> [TASK BRIEF] Going line by line through the data below, report how many lines include the word "description", with nothing added.

> [LISTED ENTRIES]
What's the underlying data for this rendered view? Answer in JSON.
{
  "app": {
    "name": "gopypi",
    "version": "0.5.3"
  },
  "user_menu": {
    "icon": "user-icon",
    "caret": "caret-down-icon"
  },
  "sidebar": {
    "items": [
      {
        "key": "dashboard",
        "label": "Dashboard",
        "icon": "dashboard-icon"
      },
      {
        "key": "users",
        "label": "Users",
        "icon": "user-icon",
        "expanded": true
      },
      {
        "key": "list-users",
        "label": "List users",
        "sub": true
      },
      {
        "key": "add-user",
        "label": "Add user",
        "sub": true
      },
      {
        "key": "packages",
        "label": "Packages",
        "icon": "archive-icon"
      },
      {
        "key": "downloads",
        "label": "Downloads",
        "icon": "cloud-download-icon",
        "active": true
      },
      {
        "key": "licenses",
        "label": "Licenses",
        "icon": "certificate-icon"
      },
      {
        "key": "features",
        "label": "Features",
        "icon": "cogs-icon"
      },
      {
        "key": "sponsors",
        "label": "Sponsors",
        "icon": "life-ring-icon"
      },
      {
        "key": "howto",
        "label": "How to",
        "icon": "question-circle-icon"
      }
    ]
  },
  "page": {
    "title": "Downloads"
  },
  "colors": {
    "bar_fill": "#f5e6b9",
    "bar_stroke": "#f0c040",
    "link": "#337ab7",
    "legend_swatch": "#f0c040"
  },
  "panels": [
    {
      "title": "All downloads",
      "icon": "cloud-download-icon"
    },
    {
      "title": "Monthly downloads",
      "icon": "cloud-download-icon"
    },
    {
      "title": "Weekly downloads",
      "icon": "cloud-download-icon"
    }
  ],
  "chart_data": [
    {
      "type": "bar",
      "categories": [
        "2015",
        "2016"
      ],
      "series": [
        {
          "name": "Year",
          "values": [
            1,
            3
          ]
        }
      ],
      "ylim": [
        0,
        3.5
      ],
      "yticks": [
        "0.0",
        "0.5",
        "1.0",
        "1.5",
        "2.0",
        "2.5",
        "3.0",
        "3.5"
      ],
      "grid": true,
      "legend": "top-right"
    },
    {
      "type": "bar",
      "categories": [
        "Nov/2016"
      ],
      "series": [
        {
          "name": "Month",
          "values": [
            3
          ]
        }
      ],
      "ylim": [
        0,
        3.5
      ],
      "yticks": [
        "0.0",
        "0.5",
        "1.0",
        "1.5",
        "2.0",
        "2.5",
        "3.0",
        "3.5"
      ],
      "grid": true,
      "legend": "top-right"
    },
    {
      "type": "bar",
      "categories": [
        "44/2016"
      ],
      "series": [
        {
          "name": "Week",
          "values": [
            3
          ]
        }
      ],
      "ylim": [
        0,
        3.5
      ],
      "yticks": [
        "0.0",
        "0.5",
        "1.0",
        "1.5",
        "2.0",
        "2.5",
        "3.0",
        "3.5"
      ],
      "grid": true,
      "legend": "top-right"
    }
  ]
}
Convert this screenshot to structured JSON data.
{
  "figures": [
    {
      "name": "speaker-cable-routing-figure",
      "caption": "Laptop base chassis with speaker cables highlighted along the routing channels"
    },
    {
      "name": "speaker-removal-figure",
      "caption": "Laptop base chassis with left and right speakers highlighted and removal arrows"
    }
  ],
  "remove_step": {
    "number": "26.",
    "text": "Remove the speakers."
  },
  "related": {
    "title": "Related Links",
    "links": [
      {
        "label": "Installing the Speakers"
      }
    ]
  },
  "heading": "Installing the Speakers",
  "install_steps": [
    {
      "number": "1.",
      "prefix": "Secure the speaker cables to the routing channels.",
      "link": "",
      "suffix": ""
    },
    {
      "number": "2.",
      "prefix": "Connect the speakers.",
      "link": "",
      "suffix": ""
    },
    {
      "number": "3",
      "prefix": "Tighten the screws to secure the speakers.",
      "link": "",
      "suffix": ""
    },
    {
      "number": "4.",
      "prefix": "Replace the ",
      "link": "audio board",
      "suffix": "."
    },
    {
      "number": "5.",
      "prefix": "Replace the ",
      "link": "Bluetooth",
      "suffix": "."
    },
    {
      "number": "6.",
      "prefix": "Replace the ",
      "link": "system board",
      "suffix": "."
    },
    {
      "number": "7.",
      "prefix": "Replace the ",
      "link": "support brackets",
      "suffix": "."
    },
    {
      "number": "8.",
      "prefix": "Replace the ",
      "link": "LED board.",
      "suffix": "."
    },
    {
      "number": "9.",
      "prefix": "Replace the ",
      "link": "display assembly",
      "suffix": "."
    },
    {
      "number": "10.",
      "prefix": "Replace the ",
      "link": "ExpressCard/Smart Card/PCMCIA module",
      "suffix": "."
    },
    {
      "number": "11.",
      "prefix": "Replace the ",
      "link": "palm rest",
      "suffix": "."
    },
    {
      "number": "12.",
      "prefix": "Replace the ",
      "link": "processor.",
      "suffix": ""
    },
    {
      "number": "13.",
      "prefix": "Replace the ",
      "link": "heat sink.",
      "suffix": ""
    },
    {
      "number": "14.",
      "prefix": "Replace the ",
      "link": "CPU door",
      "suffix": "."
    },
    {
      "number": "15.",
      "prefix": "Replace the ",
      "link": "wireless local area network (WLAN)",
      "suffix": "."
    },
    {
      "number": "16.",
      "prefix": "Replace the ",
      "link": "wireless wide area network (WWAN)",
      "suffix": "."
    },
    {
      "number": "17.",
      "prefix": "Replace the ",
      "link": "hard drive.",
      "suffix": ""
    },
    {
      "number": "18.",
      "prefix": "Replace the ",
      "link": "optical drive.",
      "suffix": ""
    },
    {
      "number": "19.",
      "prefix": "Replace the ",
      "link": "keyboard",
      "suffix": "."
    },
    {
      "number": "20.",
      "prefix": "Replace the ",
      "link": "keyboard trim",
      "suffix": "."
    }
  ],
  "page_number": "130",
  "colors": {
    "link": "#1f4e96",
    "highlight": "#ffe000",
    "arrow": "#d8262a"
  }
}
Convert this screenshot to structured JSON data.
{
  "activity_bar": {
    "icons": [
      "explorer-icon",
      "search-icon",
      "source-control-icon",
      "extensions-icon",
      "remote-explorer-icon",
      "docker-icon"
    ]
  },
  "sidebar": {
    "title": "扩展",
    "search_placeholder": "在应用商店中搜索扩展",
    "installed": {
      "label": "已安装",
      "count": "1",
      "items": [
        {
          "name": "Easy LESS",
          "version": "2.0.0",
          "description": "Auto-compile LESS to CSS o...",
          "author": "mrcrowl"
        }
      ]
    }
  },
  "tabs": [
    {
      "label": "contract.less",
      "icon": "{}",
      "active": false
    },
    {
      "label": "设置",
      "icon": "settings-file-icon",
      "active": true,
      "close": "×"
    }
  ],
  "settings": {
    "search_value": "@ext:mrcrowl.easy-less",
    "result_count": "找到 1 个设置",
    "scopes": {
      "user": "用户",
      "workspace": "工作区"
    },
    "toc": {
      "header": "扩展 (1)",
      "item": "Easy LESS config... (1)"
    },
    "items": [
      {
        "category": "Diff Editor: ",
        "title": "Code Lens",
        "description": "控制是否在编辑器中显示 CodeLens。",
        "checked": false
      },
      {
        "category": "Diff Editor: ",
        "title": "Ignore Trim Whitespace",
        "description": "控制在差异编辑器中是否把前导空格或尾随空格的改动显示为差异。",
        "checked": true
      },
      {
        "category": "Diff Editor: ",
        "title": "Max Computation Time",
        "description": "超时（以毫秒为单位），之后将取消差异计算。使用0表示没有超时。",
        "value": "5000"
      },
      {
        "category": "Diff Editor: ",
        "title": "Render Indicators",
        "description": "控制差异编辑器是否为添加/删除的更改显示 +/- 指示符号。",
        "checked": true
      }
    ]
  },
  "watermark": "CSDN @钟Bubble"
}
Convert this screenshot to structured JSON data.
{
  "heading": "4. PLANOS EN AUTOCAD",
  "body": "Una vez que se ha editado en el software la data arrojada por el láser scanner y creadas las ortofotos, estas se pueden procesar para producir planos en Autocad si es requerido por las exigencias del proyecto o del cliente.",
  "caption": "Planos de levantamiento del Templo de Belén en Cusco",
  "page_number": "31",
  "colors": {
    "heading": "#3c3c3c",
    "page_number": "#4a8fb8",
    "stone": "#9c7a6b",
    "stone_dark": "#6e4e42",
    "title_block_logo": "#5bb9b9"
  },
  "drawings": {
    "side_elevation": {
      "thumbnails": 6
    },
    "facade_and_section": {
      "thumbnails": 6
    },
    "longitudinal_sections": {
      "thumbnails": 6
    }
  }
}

> [TASK SOLUTION] 5